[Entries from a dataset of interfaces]
++++++

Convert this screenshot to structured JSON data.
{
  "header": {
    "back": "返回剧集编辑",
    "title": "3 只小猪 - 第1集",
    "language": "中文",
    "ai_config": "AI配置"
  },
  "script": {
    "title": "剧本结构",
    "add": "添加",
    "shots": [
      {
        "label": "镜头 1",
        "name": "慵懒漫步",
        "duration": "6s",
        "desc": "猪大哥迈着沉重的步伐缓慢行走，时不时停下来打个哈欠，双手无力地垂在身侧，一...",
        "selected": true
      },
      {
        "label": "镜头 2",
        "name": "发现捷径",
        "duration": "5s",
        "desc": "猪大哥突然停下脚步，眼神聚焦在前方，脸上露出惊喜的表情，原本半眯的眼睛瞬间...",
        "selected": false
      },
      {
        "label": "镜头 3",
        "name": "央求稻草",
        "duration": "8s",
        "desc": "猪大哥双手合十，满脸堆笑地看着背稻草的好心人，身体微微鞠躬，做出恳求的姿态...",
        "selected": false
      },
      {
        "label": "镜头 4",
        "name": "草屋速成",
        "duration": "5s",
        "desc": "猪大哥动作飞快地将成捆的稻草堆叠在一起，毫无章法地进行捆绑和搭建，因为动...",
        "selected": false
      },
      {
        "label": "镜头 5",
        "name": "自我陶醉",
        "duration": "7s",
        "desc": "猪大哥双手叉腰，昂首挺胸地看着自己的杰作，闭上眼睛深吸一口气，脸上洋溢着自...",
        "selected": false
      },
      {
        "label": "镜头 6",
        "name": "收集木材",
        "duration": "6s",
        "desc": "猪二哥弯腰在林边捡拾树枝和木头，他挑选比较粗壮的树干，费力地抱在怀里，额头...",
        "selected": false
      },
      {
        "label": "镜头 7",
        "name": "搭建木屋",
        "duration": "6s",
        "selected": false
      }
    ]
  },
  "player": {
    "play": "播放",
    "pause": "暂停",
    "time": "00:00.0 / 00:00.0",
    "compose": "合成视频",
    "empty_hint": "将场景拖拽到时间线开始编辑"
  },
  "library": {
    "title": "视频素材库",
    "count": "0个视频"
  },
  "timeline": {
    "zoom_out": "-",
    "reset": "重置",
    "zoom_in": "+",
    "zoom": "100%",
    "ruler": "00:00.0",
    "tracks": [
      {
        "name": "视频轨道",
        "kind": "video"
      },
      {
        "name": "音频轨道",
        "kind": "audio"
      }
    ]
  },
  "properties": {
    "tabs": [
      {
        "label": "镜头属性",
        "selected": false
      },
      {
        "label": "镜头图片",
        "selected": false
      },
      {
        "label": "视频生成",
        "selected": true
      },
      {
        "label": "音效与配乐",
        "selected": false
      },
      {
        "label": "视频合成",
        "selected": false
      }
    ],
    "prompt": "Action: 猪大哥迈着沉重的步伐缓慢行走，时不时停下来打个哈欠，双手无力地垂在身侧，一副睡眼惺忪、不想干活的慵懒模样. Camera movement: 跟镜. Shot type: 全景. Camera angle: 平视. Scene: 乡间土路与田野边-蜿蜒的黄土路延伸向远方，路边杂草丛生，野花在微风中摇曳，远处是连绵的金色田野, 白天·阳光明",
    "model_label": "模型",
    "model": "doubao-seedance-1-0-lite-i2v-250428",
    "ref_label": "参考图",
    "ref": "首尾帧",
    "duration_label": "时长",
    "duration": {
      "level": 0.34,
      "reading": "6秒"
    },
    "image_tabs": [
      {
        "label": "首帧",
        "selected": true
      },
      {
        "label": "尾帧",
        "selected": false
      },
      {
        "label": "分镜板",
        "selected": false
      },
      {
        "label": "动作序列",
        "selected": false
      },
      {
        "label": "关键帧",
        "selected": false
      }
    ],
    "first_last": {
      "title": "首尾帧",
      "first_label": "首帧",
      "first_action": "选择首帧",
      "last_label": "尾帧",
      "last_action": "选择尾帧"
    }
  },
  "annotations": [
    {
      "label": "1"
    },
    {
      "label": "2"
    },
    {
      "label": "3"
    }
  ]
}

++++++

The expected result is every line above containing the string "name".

        "name": "慵懒漫步",
        "name": "发现捷径",
        "name": "央求稻草",
        "name": "草屋速成",
        "name": "自我陶醉",
        "name": "收集木材",
        "name": "搭建木屋",
        "name": "视频轨道",
        "name": "音频轨道",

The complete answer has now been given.